So, what’s my research process? I need more time and space to give a complete answer, but I have some favorites. Articles, history books, older book with authentic descriptions, time witnesses, paintings, photographs, letters, journals, memoirs, visit places, and museums. The list goes on and on.
I had a history of clothing class in college. It was a favorite of mine. And still today, my books about clothes through the ages are always on the table when I research and write my novels.
The last thing I’d like to mention is an Author’s Note. If I have played with historical facts or twist the details to suit the purpose of the novel, you may find an explanation in an Author’s Note at the end of the book. It’s also a place to elaborate a certain happening or the life of a real person in the story.
Thank you for having me on your blog today, MJ Porter. I can truly say, I enjoyed researching Hidden Masterpiece.
Thank you for so much for sharing your research with me. Good luck with the new book.
Here’s the blurb:
In this riveting third book in the Soli Hansen Mysteries series, a woman’s courage to follow her conviction during a horrible war leads her to the portrait of a young Jewish heiress painted three centuries earlier.
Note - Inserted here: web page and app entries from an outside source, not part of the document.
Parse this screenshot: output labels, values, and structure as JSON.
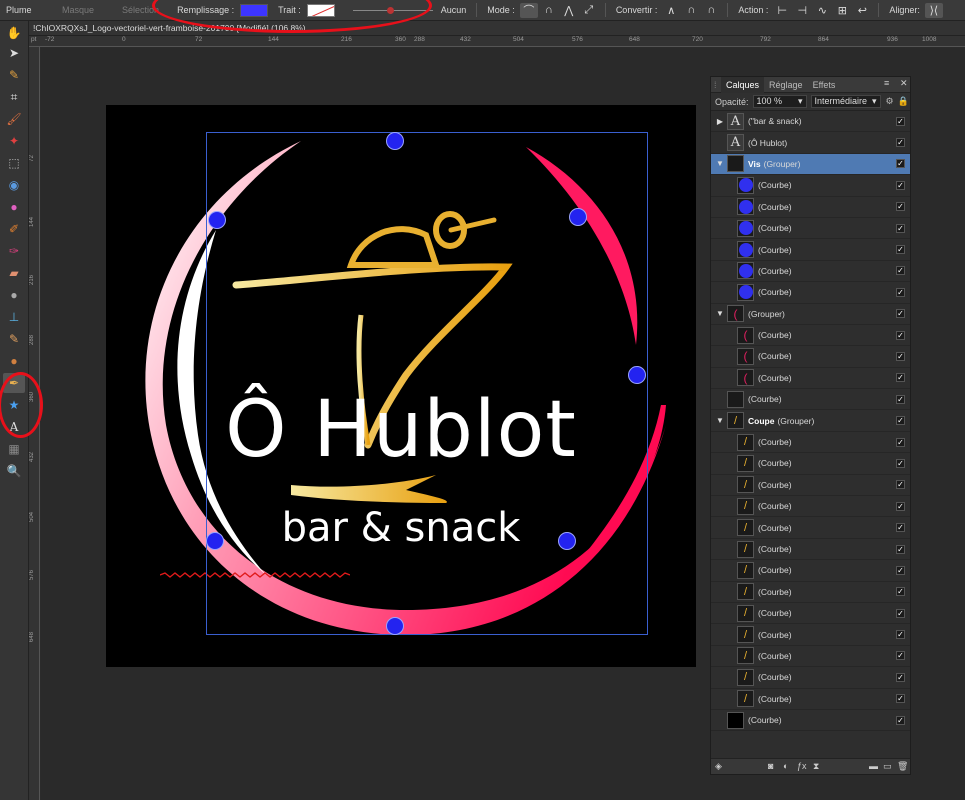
{
  "toolbar": {
    "tool_name": "Plume",
    "mask_label": "Masque",
    "selection_label": "Sélection",
    "fill_label": "Remplissage :",
    "fill_color": "#3d35ff",
    "stroke_label": "Trait :",
    "stroke_width_value": "Aucun",
    "mode_label": "Mode :",
    "convert_label": "Convertir :",
    "action_label": "Action :",
    "align_label": "Aligner:"
  },
  "document": {
    "tab_title": "!ChIOXRQXsJ_Logo-vectoriel-vert-framboise-201700 [Modifié] (106.8%)"
  },
  "ruler_top": [
    "-72",
    "0",
    "72",
    "144",
    "216",
    "288",
    "360",
    "432",
    "504",
    "576",
    "648",
    "720",
    "792",
    "864",
    "936",
    "1008"
  ],
  "ruler_left": [
    "72",
    "144",
    "216",
    "288",
    "360",
    "432",
    "504",
    "576",
    "648"
  ],
  "ruler_unit": "pt",
  "artwork": {
    "title": "Ô Hublot",
    "subtitle": "bar & snack"
  },
  "layers_panel": {
    "tabs": [
      "Calques",
      "Réglage",
      "Effets"
    ],
    "opacity_label": "Opacité:",
    "opacity_value": "100 %",
    "blend_mode": "Intermédiaire",
    "rows": [
      {
        "name": "(\"bar & snack)",
        "type": "text",
        "expand": "▶"
      },
      {
        "name": "(Ô Hublot)",
        "type": "text",
        "expand": ""
      },
      {
        "name": "Vis",
        "suffix": "(Grouper)",
        "type": "group",
        "expand": "▼",
        "selected": true
      },
      {
        "name": "(Courbe)",
        "type": "dot",
        "indent": true
      },
      {
        "name": "(Courbe)",
        "type": "dot",
        "indent": true
      },
      {
        "name": "(Courbe)",
        "type": "dot",
        "indent": true
      },
      {
        "name": "(Courbe)",
        "type": "dot",
        "indent": true
      },
      {
        "name": "(Courbe)",
        "type": "dot",
        "indent": true
      },
      {
        "name": "(Courbe)",
        "type": "dot",
        "indent": true
      },
      {
        "name": "(Grouper)",
        "type": "ring",
        "expand": "▼"
      },
      {
        "name": "(Courbe)",
        "type": "arc",
        "indent": true
      },
      {
        "name": "(Courbe)",
        "type": "arc",
        "indent": true
      },
      {
        "name": "(Courbe)",
        "type": "arc",
        "indent": true
      },
      {
        "name": "(Courbe)",
        "type": "blank"
      },
      {
        "name": "Coupe",
        "suffix": "(Grouper)",
        "type": "glass",
        "expand": "▼"
      },
      {
        "name": "(Courbe)",
        "type": "gold",
        "indent": true
      },
      {
        "name": "(Courbe)",
        "type": "gold",
        "indent": true
      },
      {
        "name": "(Courbe)",
        "type": "gold",
        "indent": true
      },
      {
        "name": "(Courbe)",
        "type": "gold",
        "indent": true
      },
      {
        "name": "(Courbe)",
        "type": "gold",
        "indent": true
      },
      {
        "name": "(Courbe)",
        "type": "gold",
        "indent": true
      },
      {
        "name": "(Courbe)",
        "type": "gold",
        "indent": true
      },
      {
        "name": "(Courbe)",
        "type": "gold",
        "indent": true
      },
      {
        "name": "(Courbe)",
        "type": "gold",
        "indent": true
      },
      {
        "name": "(Courbe)",
        "type": "gold",
        "indent": true
      },
      {
        "name": "(Courbe)",
        "type": "gold",
        "indent": true
      },
      {
        "name": "(Courbe)",
        "type": "gold",
        "indent": true
      },
      {
        "name": "(Courbe)",
        "type": "gold",
        "indent": true
      },
      {
        "name": "(Courbe)",
        "type": "black"
      }
    ]
  }
}
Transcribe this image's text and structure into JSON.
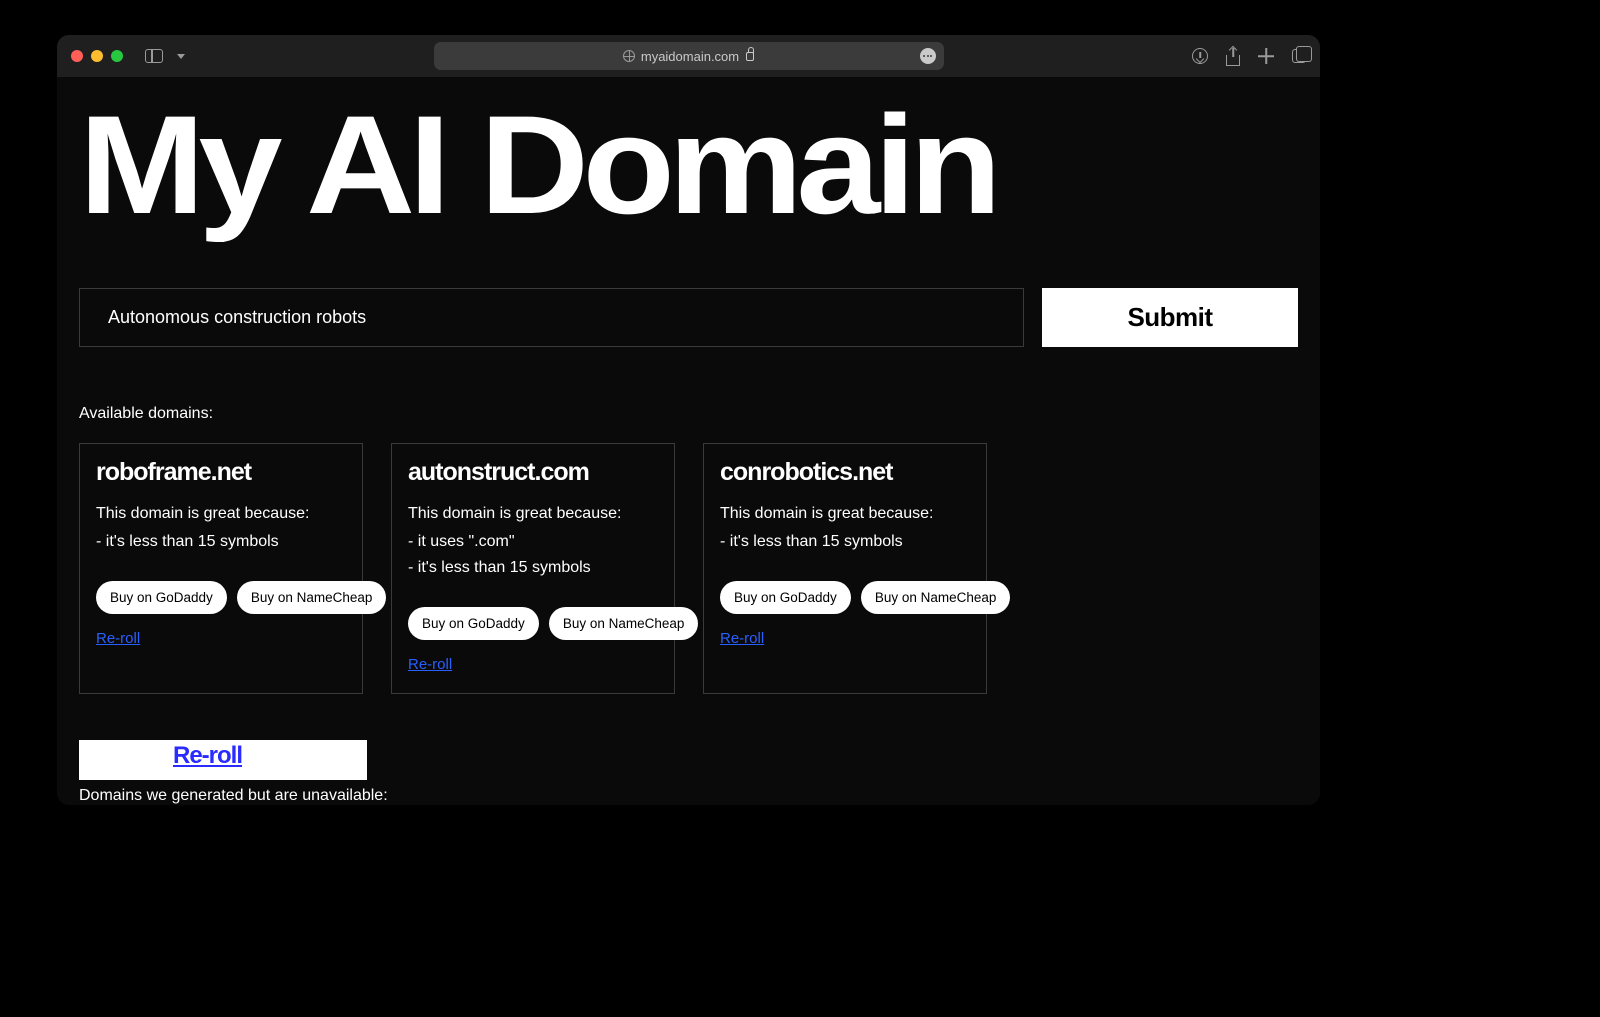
{
  "browser": {
    "url": "myaidomain.com"
  },
  "page": {
    "title": "My AI Domain",
    "search_value": "Autonomous construction robots",
    "submit_label": "Submit",
    "available_label": "Available domains:",
    "unavailable_label": "Domains we generated but are unavailable:",
    "big_reroll_label": "Re-roll"
  },
  "labels": {
    "reason_intro": "This domain is great because:",
    "buy_godaddy": "Buy on GoDaddy",
    "buy_namecheap": "Buy on NameCheap",
    "reroll": "Re-roll"
  },
  "cards": [
    {
      "domain": "roboframe.net",
      "reasons": [
        "- it's less than 15 symbols"
      ]
    },
    {
      "domain": "autonstruct.com",
      "reasons": [
        "- it uses \".com\"",
        "- it's less than 15 symbols"
      ]
    },
    {
      "domain": "conrobotics.net",
      "reasons": [
        "- it's less than 15 symbols"
      ]
    }
  ]
}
Norway 1944. Art historian Soli Hansen has gone undercover to rescue masterpieces and keep them from falling into the hands of Nazi thieves. Working with a small resistance group led by her best friend Heddy, Soli will stop at nothing to thwart the efforts of the invaders of their scenic country. Trust and loyalty mean everything when working against a merciless enemy.
Riddles and clues lead the way to a mysterious work of art. It’s a race against time, but Soli and her network refuse to give up. However, when news arrives that her sweetheart Nikolai is missing in action, she strives to concentrate on the demanding quest.
From the streets of Oslo to the snow-covered mountains and medieval churches of Nume Valley, Soli takes risks larger than her courage, trying to preserve and hide precious art. But she must decide if it’s all worth losing the man she loves.
Antwerp 1639. Fabiola Ruber’s daughter, Annarosa, wants to honor her mother’s last wish and have her portrait done by a master artist who specializes in the art of chiaroscuro. Her uncle writes to an accomplished painter in Amsterdam and commissions him to paint his beloved niece.
Struggling with religious and social persecution, the Jewish Ruber family uproots once again and travels northward. On the way, they will sojourn in Amsterdam for Annarosa’s sitting in the master painter’s studio. But will they make it there? None of them can foresee the danger of such a journey.
This novel is available to read for free with #KindleUnlimited subscription.
Meet the Author
Heidi Eljarbo is the bestselling author of historical fiction and mysteries filled with courageous and good characters that are easy to love and others you don’t want to go near.
Heidi grew up in a home filled with books and artwork and she never truly imagined she would do anything other than write and paint. She studied art, languages, and history, all of which have come in handy when working as an author, magazine journalist, and painter.
After living in Canada, six US states, Japan, Switzerland, and Austria, Heidi now calls Norway home. She and her husband have a total of nine children, thirteen grandchildren—so far—in addition to a bouncy Wheaten Terrier.
Their favorite retreat is a mountain cabin, where they hike in the summertime and ski the vast, white terrain during winter.
Heidi’s favorites are family, God’s beautiful nature, and the word whimsical.
Connect with Heidi